* What you should do: Copy every record exactly as it stands. Leave the pictures out.

Excerpts from an interface dataset:
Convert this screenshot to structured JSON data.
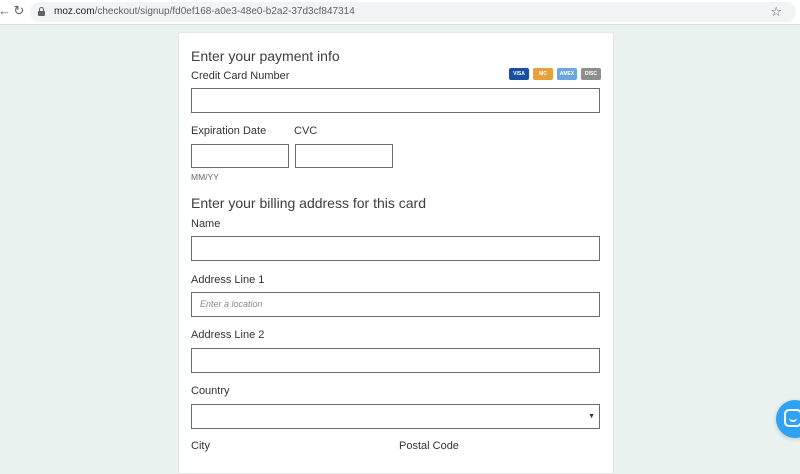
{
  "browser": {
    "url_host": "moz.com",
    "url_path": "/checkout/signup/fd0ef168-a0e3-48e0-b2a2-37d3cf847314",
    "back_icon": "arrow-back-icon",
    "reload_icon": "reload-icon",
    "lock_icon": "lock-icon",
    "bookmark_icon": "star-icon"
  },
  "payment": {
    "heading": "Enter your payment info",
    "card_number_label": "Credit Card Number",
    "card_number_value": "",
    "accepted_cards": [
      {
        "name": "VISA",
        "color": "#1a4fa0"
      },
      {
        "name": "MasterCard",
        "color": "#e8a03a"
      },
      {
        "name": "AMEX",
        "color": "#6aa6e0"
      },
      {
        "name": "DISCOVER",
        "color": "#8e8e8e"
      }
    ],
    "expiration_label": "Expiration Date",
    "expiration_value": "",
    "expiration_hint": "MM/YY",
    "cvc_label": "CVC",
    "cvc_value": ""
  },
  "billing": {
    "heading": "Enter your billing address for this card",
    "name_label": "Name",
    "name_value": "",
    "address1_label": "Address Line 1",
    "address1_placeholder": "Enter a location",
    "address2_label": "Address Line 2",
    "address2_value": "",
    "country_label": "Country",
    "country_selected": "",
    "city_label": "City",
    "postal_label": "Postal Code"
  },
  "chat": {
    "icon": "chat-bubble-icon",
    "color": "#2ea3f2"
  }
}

* Written solution:
Convert this screenshot to structured JSON data.
{
  "browser": {
    "url_host": "moz.com",
    "url_path": "/checkout/signup/fd0ef168-a0e3-48e0-b2a2-37d3cf847314",
    "back_icon": "arrow-back-icon",
    "reload_icon": "reload-icon",
    "lock_icon": "lock-icon",
    "bookmark_icon": "star-icon"
  },
  "payment": {
    "heading": "Enter your payment info",
    "card_number_label": "Credit Card Number",
    "card_number_value": "",
    "accepted_cards": [
      {
        "name": "VISA",
        "color": "#1a4fa0"
      },
      {
        "name": "MasterCard",
        "color": "#e8a03a"
      },
      {
        "name": "AMEX",
        "color": "#6aa6e0"
      },
      {
        "name": "DISCOVER",
        "color": "#8e8e8e"
      }
    ],
    "expiration_label": "Expiration Date",
    "expiration_value": "",
    "expiration_hint": "MM/YY",
    "cvc_label": "CVC",
    "cvc_value": ""
  },
  "billing": {
    "heading": "Enter your billing address for this card",
    "name_label": "Name",
    "name_value": "",
    "address1_label": "Address Line 1",
    "address1_placeholder": "Enter a location",
    "address2_label": "Address Line 2",
    "address2_value": "",
    "country_label": "Country",
    "country_selected": "",
    "city_label": "City",
    "postal_label": "Postal Code"
  },
  "chat": {
    "icon": "chat-bubble-icon",
    "color": "#2ea3f2"
  }
}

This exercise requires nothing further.